Sunday, 13 February 2011

The last glass eye maker

From The Times online

"IN A SMALL room overlooking a quiet North London street, Jost Haas sits in a white coat at a cluttered table, delicately blowing into a glass tube until a ball bubbles out from the end. Using skills unchanged for 170 years, he is making an artificial eye such as those that stare unseeing from a wooden tray at his elbow.

It is 35 years since Haas left Germany and brought his wife, Ulla, to this house in Mill Hill, where they raised a daughter. At that time Britain needed two or three glass-eye makers, who, because of the traditional skills used there, usually came from Germany. Now 66-year-old Haas is the only one. When he decides to retire, continuation of the craft here will almost certainly depend on whether a successor can be found from his native country."

The Glass Eye Maker from Tomas Leach on Vimeo.

Friday, 11 February 2011

1000 years of traditional crafts at Lincoln

A Thousand Years of Traditional Crafts at Lincoln Castle and Cathedral
Saturday, 21 May, 2011

This is a nice opportunity to show off your traditional craft at Lincoln. No demonstration fees are available and stands are limited and filling quickly so book soon if you want to go. The event ties in with the major international conference of the Preservation Trades Network. HCA will have a stand in the Nave of the Cathedral.  This is the info sent from Lincoln Cathedral....

Together, the Castle and Cathedral have been working on a new event that we intend should be both big and exciting and that aims to raise the profile of heritage skills in Lincolnshire and beyond.

Lincolnshire County Council (LCC) and the Cathedral have increasingly been working together on the heritage skills agenda; so far we’ve obtained Lottery funding to run a bursary scheme over the next five years in joinery, masonry and lead work, and European funding to build a Heritage Skills Centre at Lincoln Castle due to be completed mid 2012.

The work done to date shows that the public are enormously interested and supportive of our plans and this has encouraged us to put on an event that gives people the opportunity to see heritage skills in action. Demonstrations will be absolutely key to the event, whether it be mud and stud, stonemasonry, thatching, blacksmithing or the myriad other skills to be found in the East Midlands. This event is all about ‘showing off’ and making people realise how important these skills are. As someone who is involved in heritage skills we hope you will be interested in demonstrating at this event.
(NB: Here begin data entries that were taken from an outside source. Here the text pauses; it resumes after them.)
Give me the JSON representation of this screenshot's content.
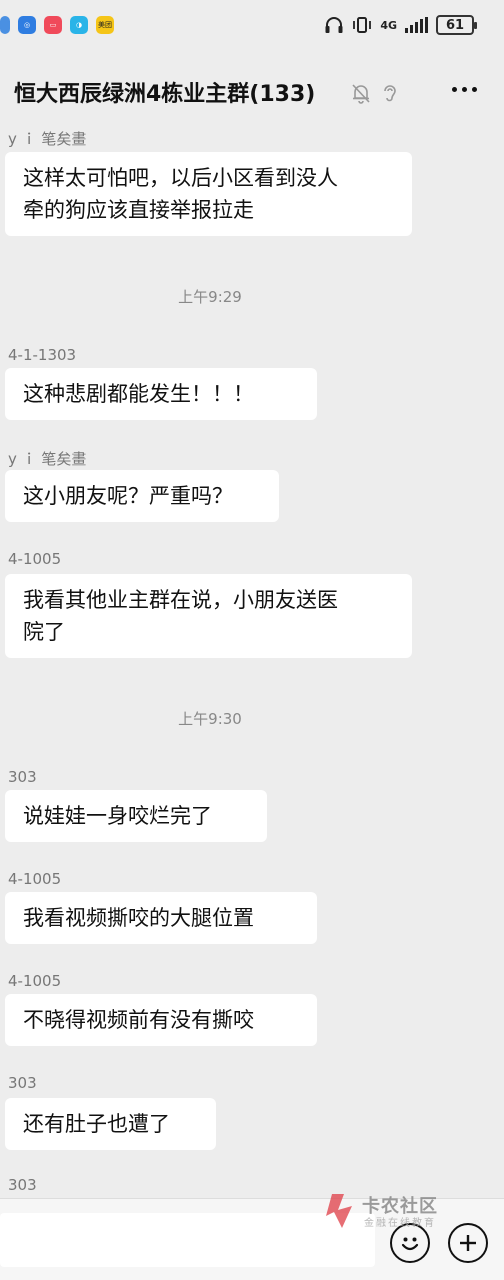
{
  "status_bar": {
    "network": "4G",
    "battery": "61"
  },
  "chat": {
    "title": "恒大西辰绿洲4栋业主群(133)"
  },
  "messages": [
    {
      "sender": "y ｉ 笔矣畫",
      "lines": [
        "这样太可怕吧，以后小区看到没人",
        "牵的狗应该直接举报拉走"
      ]
    },
    {
      "timestamp": "上午9:29"
    },
    {
      "sender": "4-1-1303",
      "lines": [
        "这种悲剧都能发生！！！"
      ]
    },
    {
      "sender": "y ｉ 笔矣畫",
      "lines": [
        "这小朋友呢？严重吗？"
      ]
    },
    {
      "sender": "4-1005",
      "lines": [
        "我看其他业主群在说，小朋友送医",
        "院了"
      ]
    },
    {
      "timestamp": "上午9:30"
    },
    {
      "sender": "303",
      "lines": [
        "说娃娃一身咬烂完了"
      ]
    },
    {
      "sender": "4-1005",
      "lines": [
        "我看视频撕咬的大腿位置"
      ]
    },
    {
      "sender": "4-1005",
      "lines": [
        "不晓得视频前有没有撕咬"
      ]
    },
    {
      "sender": "303",
      "lines": [
        "还有肚子也遭了"
      ]
    },
    {
      "sender": "303"
    }
  ],
  "watermark": {
    "name": "卡农社区",
    "tagline": "金融在线教育"
  },
  "colors": {
    "background": "#ededed",
    "bubble": "#ffffff",
    "watermark_red": "#e0414a"
  }
}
Key points of the day are as follows:
Joint ticket to cover both Castle and Cathedral – first time ever!
Cathedral Workshop will be open to view
Demonstrators in the Cathedral nave (clean only), Castle grounds in marquees and in the Castle Prison where there are 40 cell units which are clean, dry and have lighting (power sockets more problematic)
Have-a-Go activities for Children
Tastes of Lincolnshire food stalls will be placed through the Castle grounds and Castle Square – adding to the attraction of the event

We are used to running large events like this, for example our Sausage Festival at the Castle attracts some 9,500 visitors, and we have planned an extensive promotional campaign to ensure the success of the day for both us and the skills people.

If you would like to attend or just like to know more about the event, contact Penney Francis

Monday, 7 February 2011

please sign petition to save traditional boatbuilding site.

I have written about Standard Quay at Faversham before here 
and there was a good article in the Guardian here

Now is your chance in just a few seconds to help save this historic dockyard for the purpose it was intended. Simply follow this link and sign the epetition to show the local council that folk across the country and around the world value this part of our heritage.

Click here to go to the petition
All you need do is enter name, address and email. What is important is that after signing the petition you will be sent an email to confirm your email address and you need to open it and click the confirm signature link in order for you to be registered. As of today they have 128 signatures but I think that a lot of folk care enough about it to give it a few seconds of their time.